Type out the whole listing again exactly, pictures omitted.

════

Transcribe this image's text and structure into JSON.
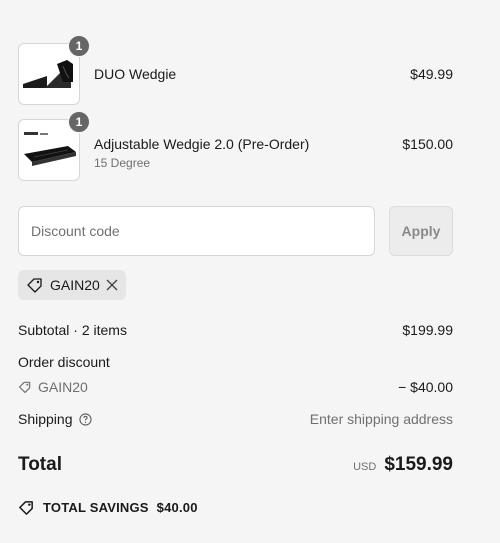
{
  "items": [
    {
      "name": "DUO Wedgie",
      "variant": "",
      "price": "$49.99",
      "quantity": "1",
      "image_icon": "duo-wedgie-thumbnail"
    },
    {
      "name": "Adjustable Wedgie 2.0 (Pre-Order)",
      "variant": "15 Degree",
      "price": "$150.00",
      "quantity": "1",
      "image_icon": "adjustable-wedgie-thumbnail"
    }
  ],
  "discount": {
    "placeholder": "Discount code",
    "apply_label": "Apply",
    "applied_code": "GAIN20"
  },
  "summary": {
    "subtotal_label": "Subtotal · 2 items",
    "subtotal_value": "$199.99",
    "order_discount_label": "Order discount",
    "order_discount_code": "GAIN20",
    "order_discount_value": "− $40.00",
    "shipping_label": "Shipping",
    "shipping_value": "Enter shipping address",
    "total_label": "Total",
    "currency": "USD",
    "total_value": "$159.99",
    "savings_label": "TOTAL SAVINGS",
    "savings_value": "$40.00"
  },
  "colors": {
    "background": "#f5f5f5",
    "badge": "#666666",
    "muted_text": "#707070"
  }
}
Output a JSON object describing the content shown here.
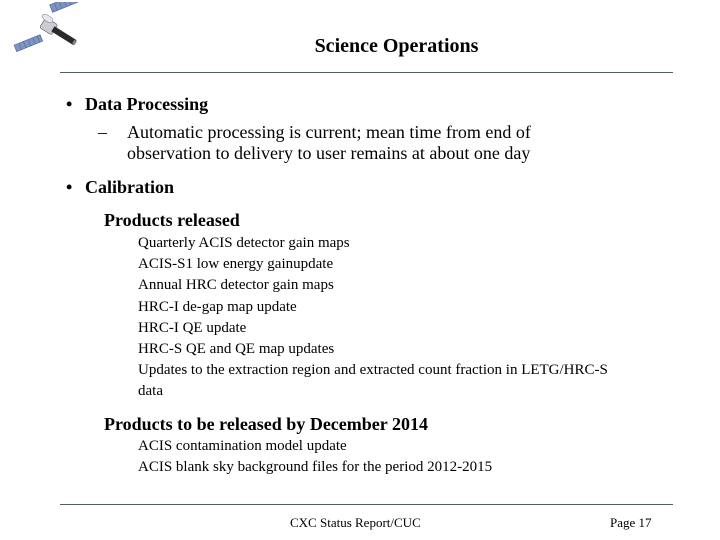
{
  "slide": {
    "logo_icon": "chandra-satellite-icon",
    "title": "Science Operations",
    "sections": [
      {
        "heading": "Data Processing",
        "bullet": "•",
        "subitems": [
          {
            "marker": "–",
            "text": "Automatic processing is current; mean time from end of observation to delivery to user remains at about one day"
          }
        ]
      },
      {
        "heading": "Calibration",
        "bullet": "•",
        "groups": [
          {
            "heading": "Products released",
            "items": [
              "Quarterly ACIS detector gain maps",
              "ACIS-S1 low energy gainupdate",
              "Annual HRC detector gain maps",
              "HRC-I de-gap map update",
              "HRC-I QE update",
              "HRC-S QE and QE map updates",
              "Updates to the extraction region and extracted count fraction in LETG/HRC-S data"
            ]
          },
          {
            "heading": "Products to be released by December 2014",
            "items": [
              "ACIS contamination model update",
              "ACIS blank sky background files for the period 2012-2015"
            ]
          }
        ]
      }
    ],
    "footer": {
      "center": "CXC Status Report/CUC",
      "page": "Page 17"
    }
  },
  "colors": {
    "rule": "#4a5f66",
    "text": "#000000",
    "background": "#ffffff"
  }
}
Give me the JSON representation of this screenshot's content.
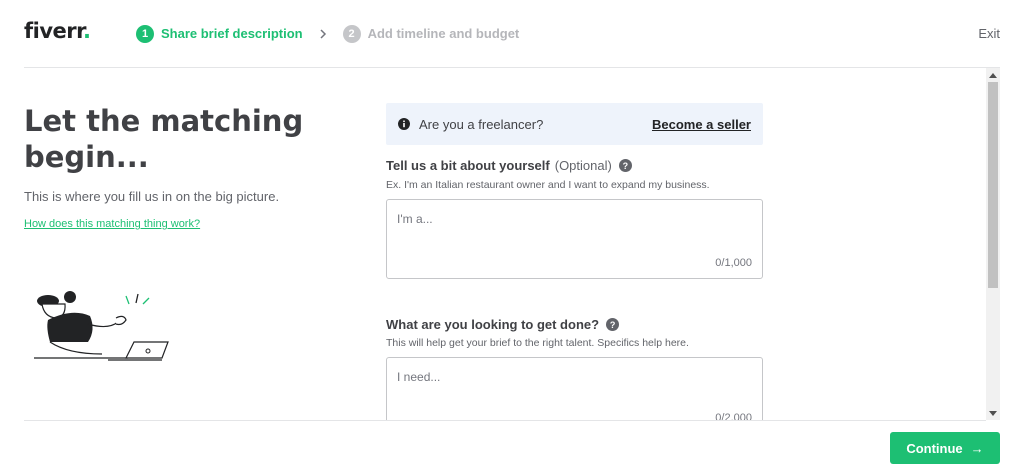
{
  "header": {
    "logo_text": "fiverr",
    "logo_dot": ".",
    "steps": [
      {
        "number": "1",
        "label": "Share brief description",
        "state": "active"
      },
      {
        "number": "2",
        "label": "Add timeline and budget",
        "state": "inactive"
      }
    ],
    "exit_label": "Exit"
  },
  "hero": {
    "title": "Let the matching begin...",
    "subtitle": "This is where you fill us in on the big picture.",
    "link": "How does this matching thing work?"
  },
  "banner": {
    "text": "Are you a freelancer?",
    "link": "Become a seller"
  },
  "fields": [
    {
      "label": "Tell us a bit about yourself",
      "optional": "(Optional)",
      "hint": "Ex. I'm an Italian restaurant owner and I want to expand my business.",
      "placeholder": "I'm a...",
      "counter": "0/1,000"
    },
    {
      "label": "What are you looking to get done?",
      "hint": "This will help get your brief to the right talent. Specifics help here.",
      "placeholder": "I need...",
      "counter": "0/2,000"
    }
  ],
  "footer": {
    "continue_label": "Continue",
    "continue_arrow": "→"
  },
  "colors": {
    "brand_green": "#1dbf73",
    "banner_bg": "#eef3fb",
    "text_dark": "#404145"
  }
}
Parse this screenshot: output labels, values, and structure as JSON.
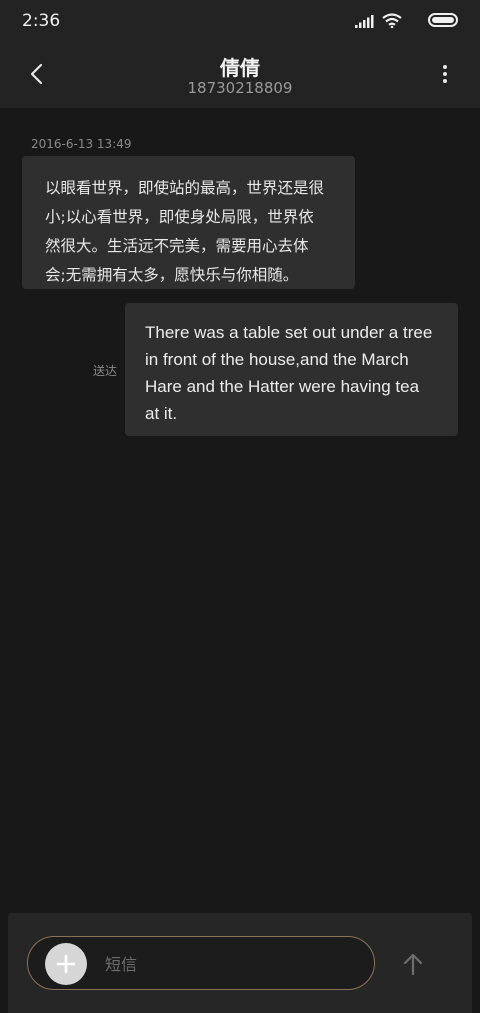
{
  "status_bar": {
    "time": "2:36",
    "icons": [
      "signal-icon",
      "wifi-icon",
      "battery-icon"
    ]
  },
  "header": {
    "back_icon": "chevron-left-icon",
    "contact_name": "倩倩",
    "contact_number": "18730218809",
    "menu_icon": "more-vertical-icon"
  },
  "conversation": {
    "timestamp": "2016-6-13 13:49",
    "messages": [
      {
        "direction": "incoming",
        "lines": [
          "以眼看世界，即使站的最高，世界还是很",
          "小;以心看世界，即使身处局限，世界依",
          "然很大。生活远不完美，需要用心去体",
          "会;无需拥有太多，愿快乐与你相随。"
        ]
      },
      {
        "direction": "outgoing",
        "lines": [
          "There was a table set out under a tree",
          "in front of the house,and the March",
          "Hare and the Hatter were having tea",
          "at it."
        ],
        "status": "送达"
      }
    ]
  },
  "composer": {
    "add_icon": "plus-icon",
    "placeholder": "短信",
    "value": "",
    "send_icon": "arrow-up-icon"
  },
  "colors": {
    "background": "#181818",
    "bar": "#232323",
    "bubble": "#2f2f2f",
    "input_border": "#8a7457"
  }
}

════

EXERCISE SOLUTION:
Transcribe this image's text and structure into JSON.
{
  "items": [
    {
      "name": "DUO Wedgie",
      "variant": "",
      "price": "$49.99",
      "quantity": "1",
      "image_icon": "duo-wedgie-thumbnail"
    },
    {
      "name": "Adjustable Wedgie 2.0 (Pre-Order)",
      "variant": "15 Degree",
      "price": "$150.00",
      "quantity": "1",
      "image_icon": "adjustable-wedgie-thumbnail"
    }
  ],
  "discount": {
    "placeholder": "Discount code",
    "apply_label": "Apply",
    "applied_code": "GAIN20"
  },
  "summary": {
    "subtotal_label": "Subtotal · 2 items",
    "subtotal_value": "$199.99",
    "order_discount_label": "Order discount",
    "order_discount_code": "GAIN20",
    "order_discount_value": "− $40.00",
    "shipping_label": "Shipping",
    "shipping_value": "Enter shipping address",
    "total_label": "Total",
    "currency": "USD",
    "total_value": "$159.99",
    "savings_label": "TOTAL SAVINGS",
    "savings_value": "$40.00"
  },
  "colors": {
    "background": "#f5f5f5",
    "badge": "#666666",
    "muted_text": "#707070"
  }
}
Output a JSON object describing the content shown here.
{
  "slide": {
    "logo_icon": "chandra-satellite-icon",
    "title": "Science Operations",
    "sections": [
      {
        "heading": "Data Processing",
        "bullet": "•",
        "subitems": [
          {
            "marker": "–",
            "text": "Automatic processing is current; mean time from end of observation to delivery to user remains at about one day"
          }
        ]
      },
      {
        "heading": "Calibration",
        "bullet": "•",
        "groups": [
          {
            "heading": "Products released",
            "items": [
              "Quarterly ACIS detector gain maps",
              "ACIS-S1 low energy gainupdate",
              "Annual HRC detector gain maps",
              "HRC-I de-gap map update",
              "HRC-I QE update",
              "HRC-S QE and QE map updates",
              "Updates to the extraction region and extracted count fraction in LETG/HRC-S data"
            ]
          },
          {
            "heading": "Products to be released by December 2014",
            "items": [
              "ACIS contamination model update",
              "ACIS blank sky background files for the period 2012-2015"
            ]
          }
        ]
      }
    ],
    "footer": {
      "center": "CXC Status Report/CUC",
      "page": "Page 17"
    }
  },
  "colors": {
    "rule": "#4a5f66",
    "text": "#000000",
    "background": "#ffffff"
  }
}
Give me the JSON representation of this screenshot's content.
{
  "header": {
    "logo_text": "fiverr",
    "logo_dot": ".",
    "steps": [
      {
        "number": "1",
        "label": "Share brief description",
        "state": "active"
      },
      {
        "number": "2",
        "label": "Add timeline and budget",
        "state": "inactive"
      }
    ],
    "exit_label": "Exit"
  },
  "hero": {
    "title": "Let the matching begin...",
    "subtitle": "This is where you fill us in on the big picture.",
    "link": "How does this matching thing work?"
  },
  "banner": {
    "text": "Are you a freelancer?",
    "link": "Become a seller"
  },
  "fields": [
    {
      "label": "Tell us a bit about yourself",
      "optional": "(Optional)",
      "hint": "Ex. I'm an Italian restaurant owner and I want to expand my business.",
      "placeholder": "I'm a...",
      "counter": "0/1,000"
    },
    {
      "label": "What are you looking to get done?",
      "hint": "This will help get your brief to the right talent. Specifics help here.",
      "placeholder": "I need...",
      "counter": "0/2,000"
    }
  ],
  "footer": {
    "continue_label": "Continue",
    "continue_arrow": "→"
  },
  "colors": {
    "brand_green": "#1dbf73",
    "banner_bg": "#eef3fb",
    "text_dark": "#404145"
  }
}
Parse this screenshot: output labels, values, and structure as JSON.
{
  "status_bar": {
    "time": "2:36",
    "icons": [
      "signal-icon",
      "wifi-icon",
      "battery-icon"
    ]
  },
  "header": {
    "back_icon": "chevron-left-icon",
    "contact_name": "倩倩",
    "contact_number": "18730218809",
    "menu_icon": "more-vertical-icon"
  },
  "conversation": {
    "timestamp": "2016-6-13 13:49",
    "messages": [
      {
        "direction": "incoming",
        "lines": [
          "以眼看世界，即使站的最高，世界还是很",
          "小;以心看世界，即使身处局限，世界依",
          "然很大。生活远不完美，需要用心去体",
          "会;无需拥有太多，愿快乐与你相随。"
        ]
      },
      {
        "direction": "outgoing",
        "lines": [
          "There was a table set out under a tree",
          "in front of the house,and the March",
          "Hare and the Hatter were having tea",
          "at it."
        ],
        "status": "送达"
      }
    ]
  },
  "composer": {
    "add_icon": "plus-icon",
    "placeholder": "短信",
    "value": "",
    "send_icon": "arrow-up-icon"
  },
  "colors": {
    "background": "#181818",
    "bar": "#232323",
    "bubble": "#2f2f2f",
    "input_border": "#8a7457"
  }
}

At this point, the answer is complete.